Weather or Not

     I think it's safe to say that at this point, the healthy majority of folks living in the twenty-first century own a smartphone. As always, of course, I must caveat that I am speaking predominantly from an urban standpoint. From both my media-planning stance and also simply from living in the world, I have ascertained (at the risk of being overly obvious) that the first activity most people engage in upon waking up is checking the native weather app on their smartphone. It just makes sense -- wake up, anticipate coming day, plan one's outfit agenda-and-weather-accordingly. Now having set the stage on consumer weather-checking behavior, I feel I can comfortably move on. So to momentarily back track.  Wake up - check.

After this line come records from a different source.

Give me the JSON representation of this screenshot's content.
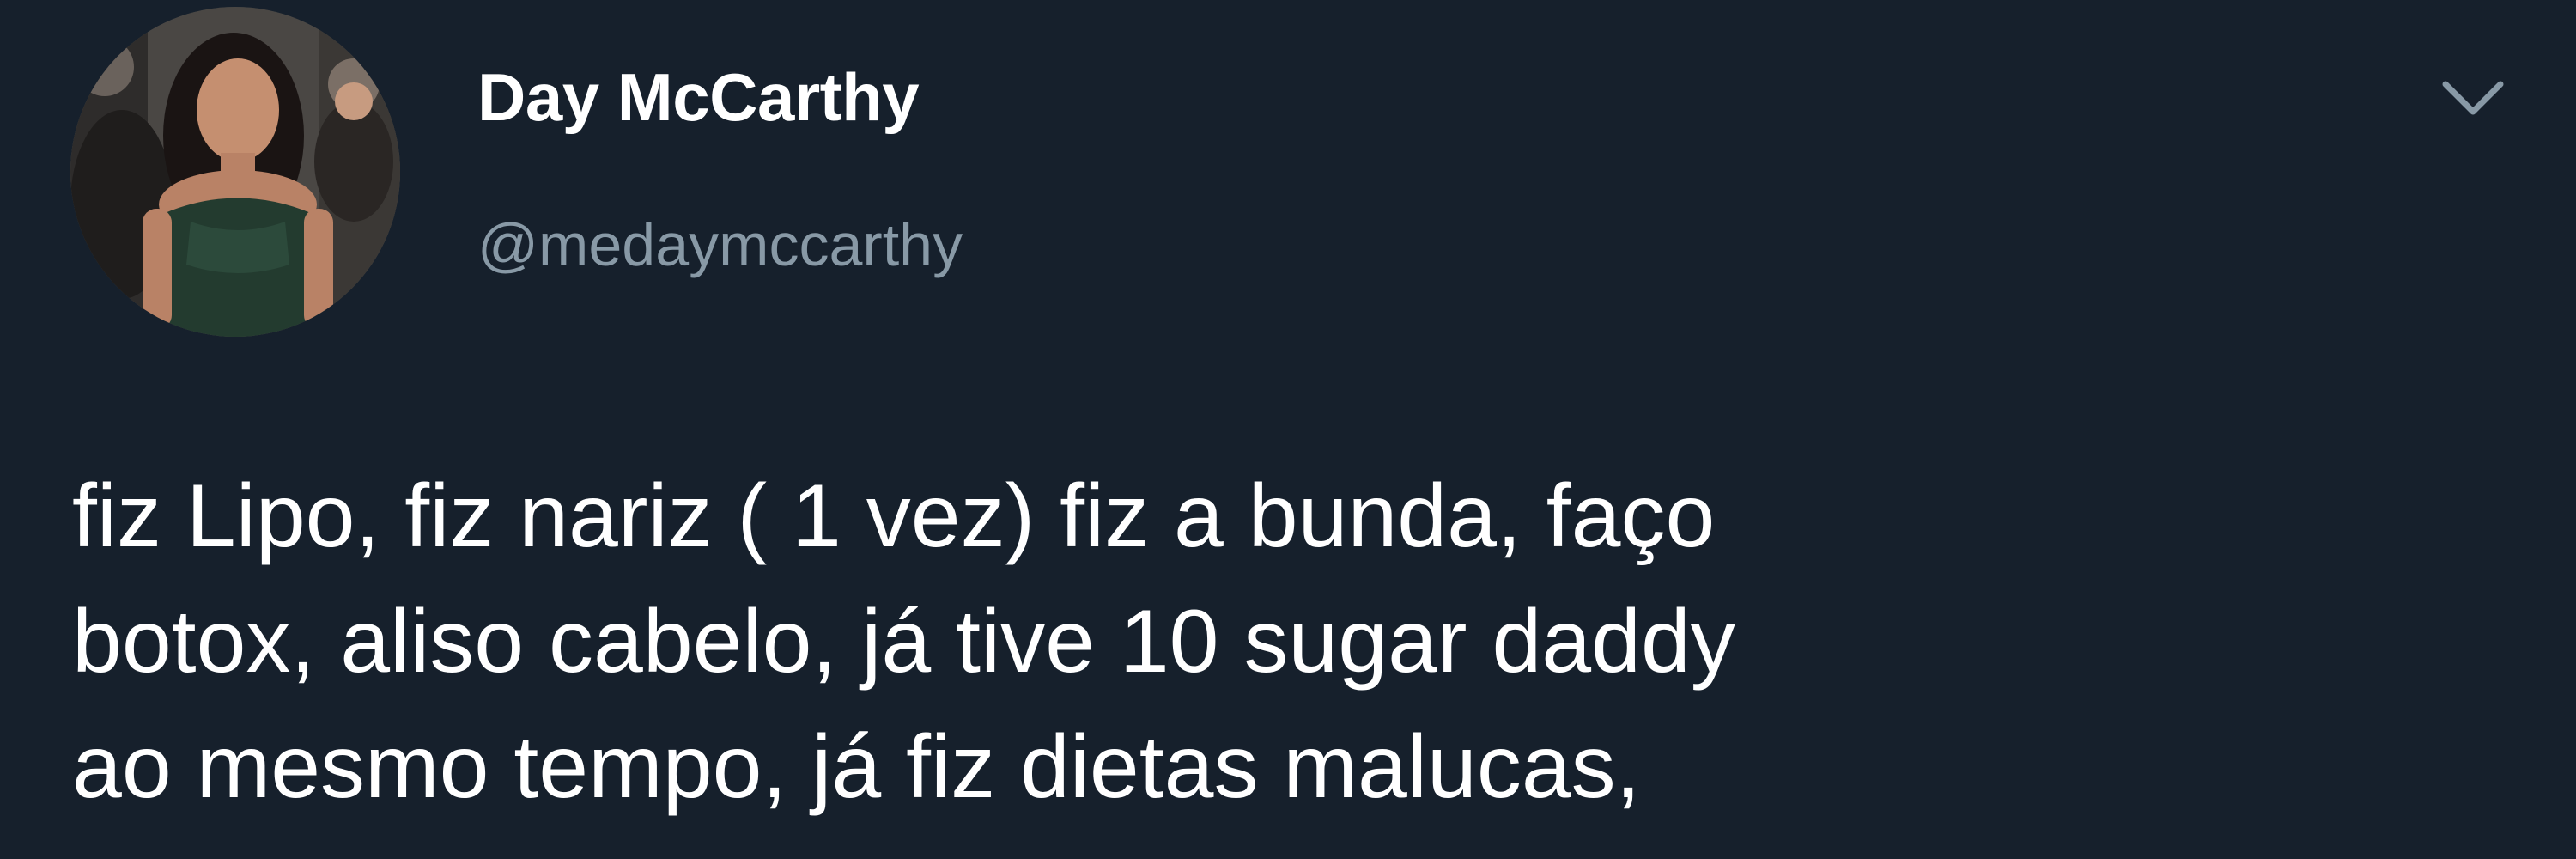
{
  "tweet": {
    "author": {
      "display_name": "Day McCarthy",
      "handle": "@medaymccarthy",
      "avatar": "profile-photo"
    },
    "menu_icon": "chevron-down-icon",
    "text_lines": [
      "fiz Lipo, fiz nariz ( 1 vez) fiz a bunda, faço",
      "botox, aliso cabelo, já tive 10 sugar daddy",
      "ao mesmo tempo, já fiz dietas malucas,"
    ]
  },
  "colors": {
    "background": "#16202c",
    "text_primary": "#ffffff",
    "text_secondary": "#8899a6"
  }
}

Coffee - check. Monitor weather - check. Next up - Facebook. Now to bring this to a personal level.
     Inevitably, no matter what the season, what the temperature or humidity index, I would say my Facebook newsfeed is roughly 25% consumed by weather-related posts on a daily basis. Being that it is currently winter (yes, I know, a cold one here in New York City), these diverse posts range from screen-shotted weather apps to the ever-popular "I'm coooold" complaints to the most obvious of them all, "Snow!!!!!!" one-liners. I am in no position to sit in my moral throne judging those who overshare on Facebook or other social networks since I am fairly certain others would dub me with that very  label, however I do feel warranted in assigning the lightest of judgments on these over-obvious posters. I, as do most of us, enjoy a witty Facebook peer post, however I am confident in saying none of these enjoyable posts have nor ever will involve weather as a subject matter.
     Yesterday morning I woke up this particular gem "Not even twenty degrees outside!" Noooo-fucking-way, I hadn't checked the weather for myself in the two hours since arising this morning to see that it was nineteen degrees, hadn't yet hurriedly run to the gym fast enough so my legs wouldn't freeze or seen my own smoky breath.  No way, I would NEVER have known it was cold out had you not written that utterly unnecessary, uninformative update. Thank you so very much for that tidbit. (Insert wish for sarcasm font).
     In summary, fellow Facebook comrades, I think you can safely make the assumption that everyone in your network of friends has already checked the weather by the time you are about to write that what-you-think-is-funny weather post for the rest of us to eye-roll at. So please, spare your thumbs the activity and your peers from what we already know. It't winter, it's cold, and that's just life.